Prosecuting an accused person in the country in which the crimes were committed can be difficult if this country is emerging from conflict: their courts may not yet be sufficiently independent or impartial to guarantee a fair trial, or the crimes may have been perpetrated with the involvement or acquiescence of the State. International criminal courts have limited mandates and they will not usually be in a position to try such perpetrators, particularly if the perpetrators are not leaders with high levels of responsibility or if the State has not signed the Rome Statute.
International law requires states to cooperate to ensure that individuals accused of torture and other international crimes do not escape justice.
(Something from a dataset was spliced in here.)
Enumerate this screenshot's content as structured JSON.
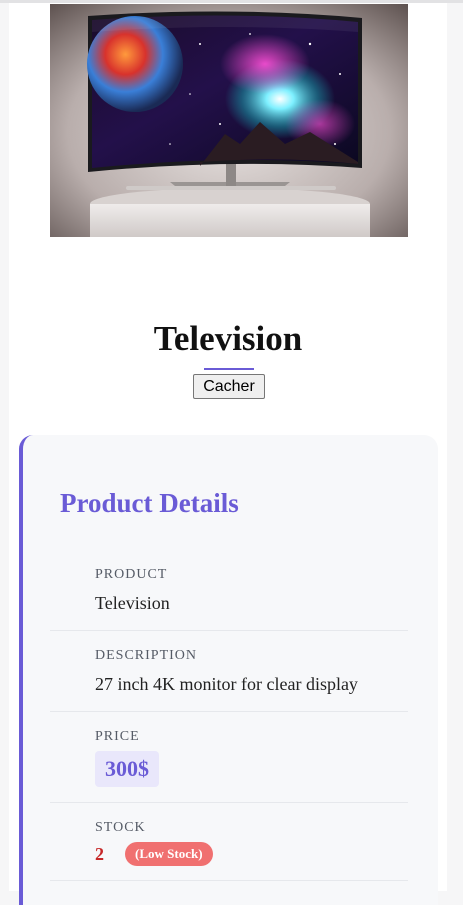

The principle of universal jurisdiction recognises that some crimes are so heinous that every state has an interest in seeing that justice is done: it is not only an issue for the state where the crimes took place.
Under the UN Convention Against Torture, State parties are obliged to prosecute perpetrators of torture or extradite them to face trial in another country.
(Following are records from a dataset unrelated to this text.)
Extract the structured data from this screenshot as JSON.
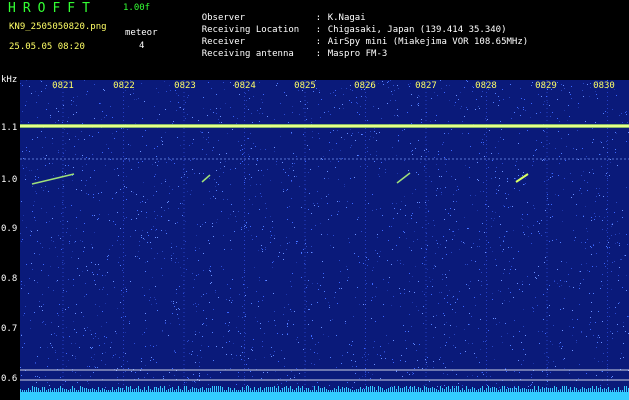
{
  "header": {
    "brand": "HROFFT",
    "version": "1.00f",
    "filename": "KN9_2505050820.png",
    "datetime": "25.05.05 08:20",
    "meteor_label": "meteor",
    "meteor_count": "4",
    "info": [
      {
        "key": "Observer",
        "value": "K.Nagai"
      },
      {
        "key": "Receiving Location",
        "value": "Chigasaki, Japan (139.414 35.340)"
      },
      {
        "key": "Receiver",
        "value": "AirSpy mini (Miakejima VOR 108.65MHz)"
      },
      {
        "key": "Receiving antenna",
        "value": "Maspro FM-3"
      }
    ]
  },
  "spectrogram": {
    "unit": "kHz",
    "y_ticks": [
      "1.1",
      "1.0",
      "0.9",
      "0.8",
      "0.7",
      "0.6"
    ],
    "x_ticks": [
      "0821",
      "0822",
      "0823",
      "0824",
      "0825",
      "0826",
      "0827",
      "0828",
      "0829",
      "0830"
    ],
    "colors": {
      "background": "#0a1a7a",
      "carrier": "#d8ff66",
      "baseline": "#33ccff",
      "tick_label": "#ffff66"
    }
  }
}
A recent report, to which REDRESS contributed, found that universal jurisdiction has been gaining momentum, even despite the COVID-19 pandemic. In 2019 alone, at least 207 suspects of genocide, crimes against humanity and war crimes from 22 countries were investigated, prosecuted or brought to trial in 16 countries in Europe, the Americas and Africa. This represents a 40% increase over 2018. Eighteen new cases went to trial in 2020, bringing the total to 30 ongoing trials in early 2021.
Since its involvement in the landmark Pinochet case in the United Kingdom in 1998, which sought to stop the Chilean dictator from leaving the UK and bring him to justice, REDRESS has promoted the use of universal jurisdiction around the world, with a particular focus on the rights of victims.
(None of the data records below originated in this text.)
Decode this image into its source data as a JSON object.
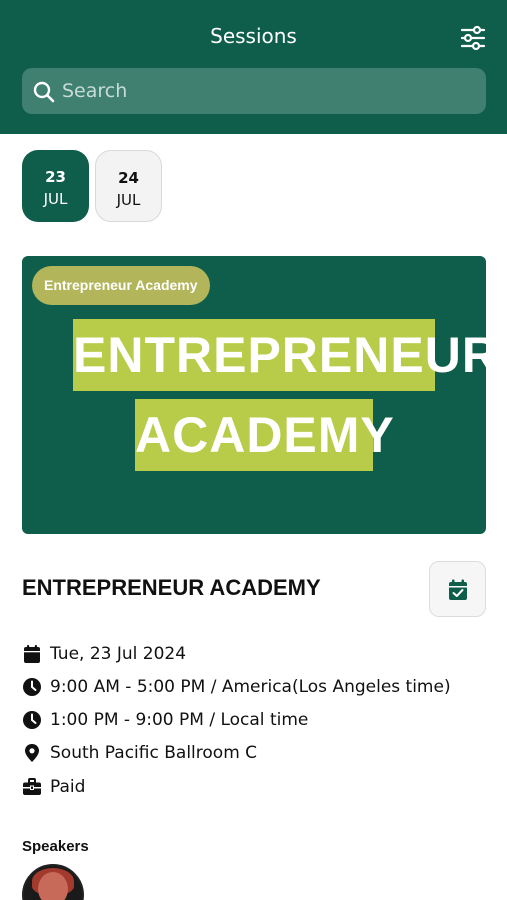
{
  "header": {
    "title": "Sessions",
    "filter_icon": "sliders-icon",
    "search_icon": "search-icon",
    "search_placeholder": "Search"
  },
  "dates": [
    {
      "day": "23",
      "month": "JUL",
      "selected": true
    },
    {
      "day": "24",
      "month": "JUL",
      "selected": false
    }
  ],
  "banner": {
    "tag": "Entrepreneur Academy",
    "line1": "ENTREPRENEUR",
    "line2": "ACADEMY",
    "colors": {
      "background": "#0f5e4b",
      "highlight": "#b8cc4a",
      "tag": "#b2b55a"
    }
  },
  "session": {
    "title": "ENTREPRENEUR ACADEMY",
    "add_to_calendar_icon": "calendar-check-icon",
    "date": "Tue, 23 Jul 2024",
    "time_event": "9:00 AM - 5:00 PM / America(Los Angeles time)",
    "time_local": "1:00 PM - 9:00 PM / Local time",
    "location": "South Pacific Ballroom C",
    "price": "Paid"
  },
  "speakers": {
    "label": "Speakers"
  },
  "colors": {
    "brand": "#0f5e4b",
    "accent": "#b8cc4a"
  }
}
REDRESS has intervened in a number of cases relating to universal jurisdiction, including the case of Joseph M., who was sentenced to life imprisonment in The Netherlands in 2011 for charges committed during the genocide in Rwanda.
REDRESS is a member of the Genocide Network, which was established by the Council of the European Union to ensure close cooperation between national authorities in investigating and prosecuting genocide, torture, crimes against humanity and war crimes. We also facilitate a universal jurisdiction working group in London, which brings together organisations and practitioners working on universal jurisdiction, and manage a Universal Jurisdiction Listserv mailing list, which provides subscribers with the latest updates about new laws and developments in this area. You can apply to join our mailing list here: https://groups.google.com/g/uj-info or email [email protected].
REDRESS advances the application of universal jurisdiction through projects including:
- We are part of the International Accountability Platform for Belarus to document international crimes in Belarus.
- We support the Mutual Legal Assistance (MLA) Initiative to draft an MLA treaty for international crimes
- We regularly assist with investigations into torture suspects across the world.
Recent reports on this issue:
- Breaking Down Barriers: Access to Justice in Europe for Victims of International Crimes
- Universal Jurisdiction Annual Review 2021 – The Impact of Coronavirus on Universal Jurisdiction
- Universal Jurisdiction Annual Review 2020 – Terrorism and international crimes: prosecuting atrocities for what they are
- Handbook for Victims of Serious International Crimes in the EU
- Driving Forward Justice: Victims of Serious International Crimes in the EU